» Dataset records
◇ ◇ ◇
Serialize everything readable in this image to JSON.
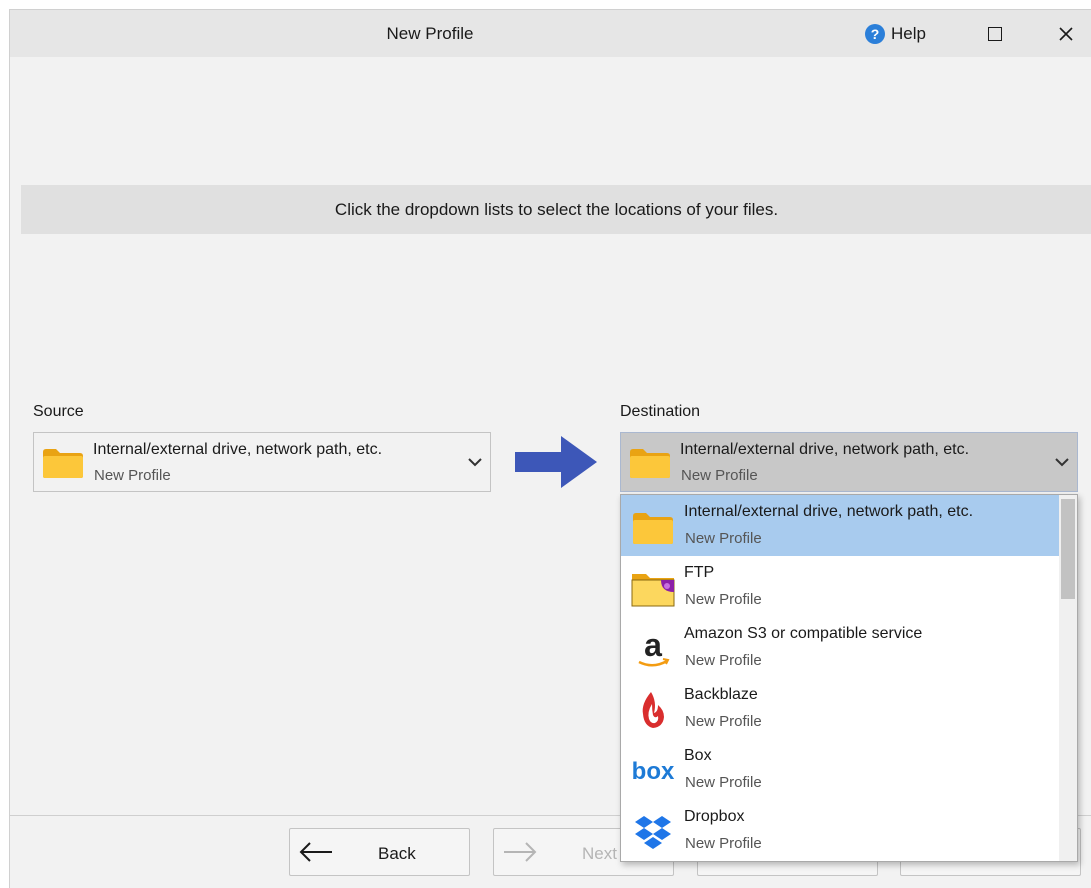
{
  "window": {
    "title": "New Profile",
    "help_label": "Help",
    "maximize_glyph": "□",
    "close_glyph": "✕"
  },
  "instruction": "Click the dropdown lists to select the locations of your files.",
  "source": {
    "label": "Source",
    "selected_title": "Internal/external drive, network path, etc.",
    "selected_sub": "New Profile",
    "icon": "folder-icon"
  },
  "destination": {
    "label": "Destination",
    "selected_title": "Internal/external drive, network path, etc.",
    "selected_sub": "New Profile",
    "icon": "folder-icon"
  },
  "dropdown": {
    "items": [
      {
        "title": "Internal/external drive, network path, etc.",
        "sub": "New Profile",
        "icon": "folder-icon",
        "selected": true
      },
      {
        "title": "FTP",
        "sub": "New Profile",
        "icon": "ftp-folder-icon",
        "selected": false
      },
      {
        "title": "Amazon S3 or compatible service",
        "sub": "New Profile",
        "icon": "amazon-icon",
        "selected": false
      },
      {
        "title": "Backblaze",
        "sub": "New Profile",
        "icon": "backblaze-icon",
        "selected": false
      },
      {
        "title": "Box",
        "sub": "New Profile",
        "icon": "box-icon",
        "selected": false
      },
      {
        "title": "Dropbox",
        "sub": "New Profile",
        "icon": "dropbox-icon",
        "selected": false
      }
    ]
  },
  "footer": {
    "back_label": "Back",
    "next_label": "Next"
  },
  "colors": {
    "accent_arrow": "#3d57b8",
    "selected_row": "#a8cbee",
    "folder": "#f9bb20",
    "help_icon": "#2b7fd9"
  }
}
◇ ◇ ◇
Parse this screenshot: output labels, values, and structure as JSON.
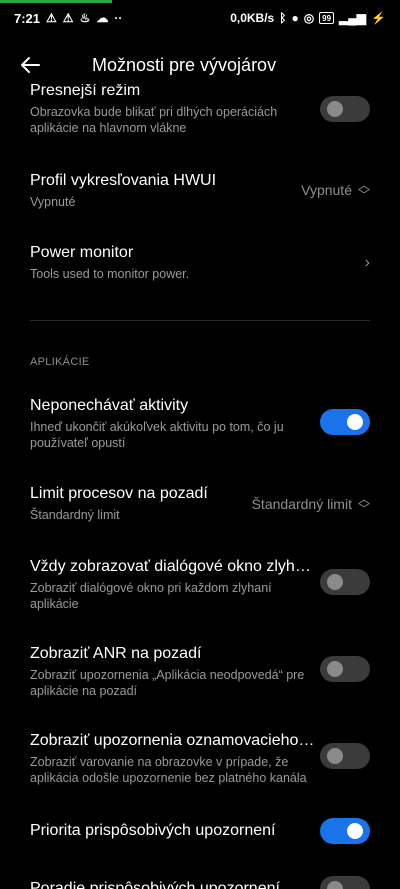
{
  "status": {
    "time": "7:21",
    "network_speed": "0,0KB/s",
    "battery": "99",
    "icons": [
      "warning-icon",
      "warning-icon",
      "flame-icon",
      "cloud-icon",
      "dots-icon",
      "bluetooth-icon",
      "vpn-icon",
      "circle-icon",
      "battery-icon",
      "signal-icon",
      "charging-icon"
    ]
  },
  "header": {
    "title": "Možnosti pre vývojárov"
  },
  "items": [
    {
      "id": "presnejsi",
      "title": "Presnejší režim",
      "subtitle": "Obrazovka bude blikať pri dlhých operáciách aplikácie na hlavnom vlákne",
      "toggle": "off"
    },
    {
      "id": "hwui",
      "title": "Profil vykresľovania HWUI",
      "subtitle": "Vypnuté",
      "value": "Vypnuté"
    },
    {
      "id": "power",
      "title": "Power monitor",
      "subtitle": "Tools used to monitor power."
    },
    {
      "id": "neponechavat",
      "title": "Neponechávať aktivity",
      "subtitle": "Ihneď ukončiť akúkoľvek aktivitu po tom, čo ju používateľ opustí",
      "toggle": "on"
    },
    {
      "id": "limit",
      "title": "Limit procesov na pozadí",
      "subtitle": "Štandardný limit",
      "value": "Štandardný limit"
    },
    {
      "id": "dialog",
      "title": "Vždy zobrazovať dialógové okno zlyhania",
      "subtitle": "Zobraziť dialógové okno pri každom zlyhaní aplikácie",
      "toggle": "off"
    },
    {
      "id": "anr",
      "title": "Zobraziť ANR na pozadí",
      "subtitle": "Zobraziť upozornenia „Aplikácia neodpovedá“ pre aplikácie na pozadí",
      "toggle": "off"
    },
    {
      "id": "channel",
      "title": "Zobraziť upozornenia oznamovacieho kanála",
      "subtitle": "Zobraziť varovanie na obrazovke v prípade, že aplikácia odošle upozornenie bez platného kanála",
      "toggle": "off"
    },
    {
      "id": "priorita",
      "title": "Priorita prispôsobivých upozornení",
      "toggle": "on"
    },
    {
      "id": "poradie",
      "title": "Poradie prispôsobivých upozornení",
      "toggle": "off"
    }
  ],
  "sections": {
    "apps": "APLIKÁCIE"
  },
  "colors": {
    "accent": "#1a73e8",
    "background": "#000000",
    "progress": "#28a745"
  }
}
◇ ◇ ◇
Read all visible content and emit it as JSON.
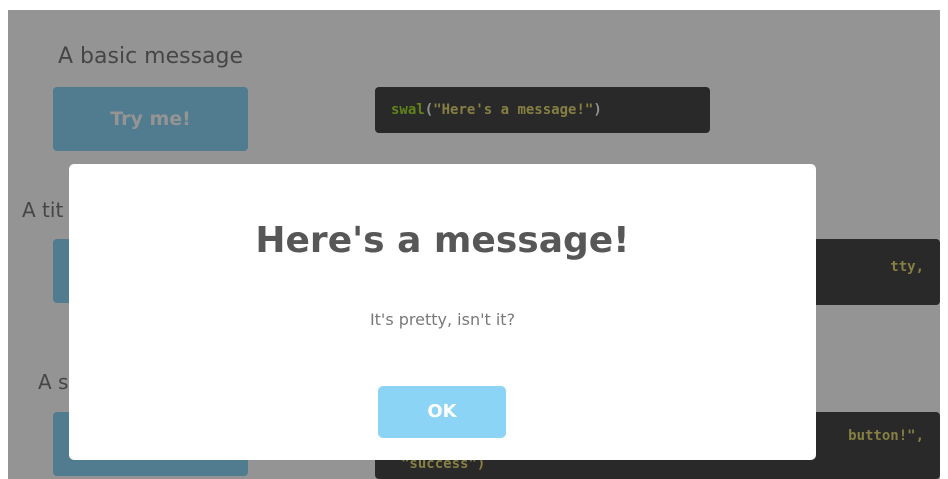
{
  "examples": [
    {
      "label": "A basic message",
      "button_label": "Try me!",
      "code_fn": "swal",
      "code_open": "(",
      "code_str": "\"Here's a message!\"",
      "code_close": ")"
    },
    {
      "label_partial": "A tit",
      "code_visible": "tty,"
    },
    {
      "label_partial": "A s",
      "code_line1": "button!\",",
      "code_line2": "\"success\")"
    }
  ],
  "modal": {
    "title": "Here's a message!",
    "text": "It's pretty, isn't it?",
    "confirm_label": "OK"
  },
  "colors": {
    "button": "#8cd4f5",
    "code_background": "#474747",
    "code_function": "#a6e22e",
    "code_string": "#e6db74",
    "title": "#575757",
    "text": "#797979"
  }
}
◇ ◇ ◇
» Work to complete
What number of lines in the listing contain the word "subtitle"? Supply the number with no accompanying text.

» Response below
8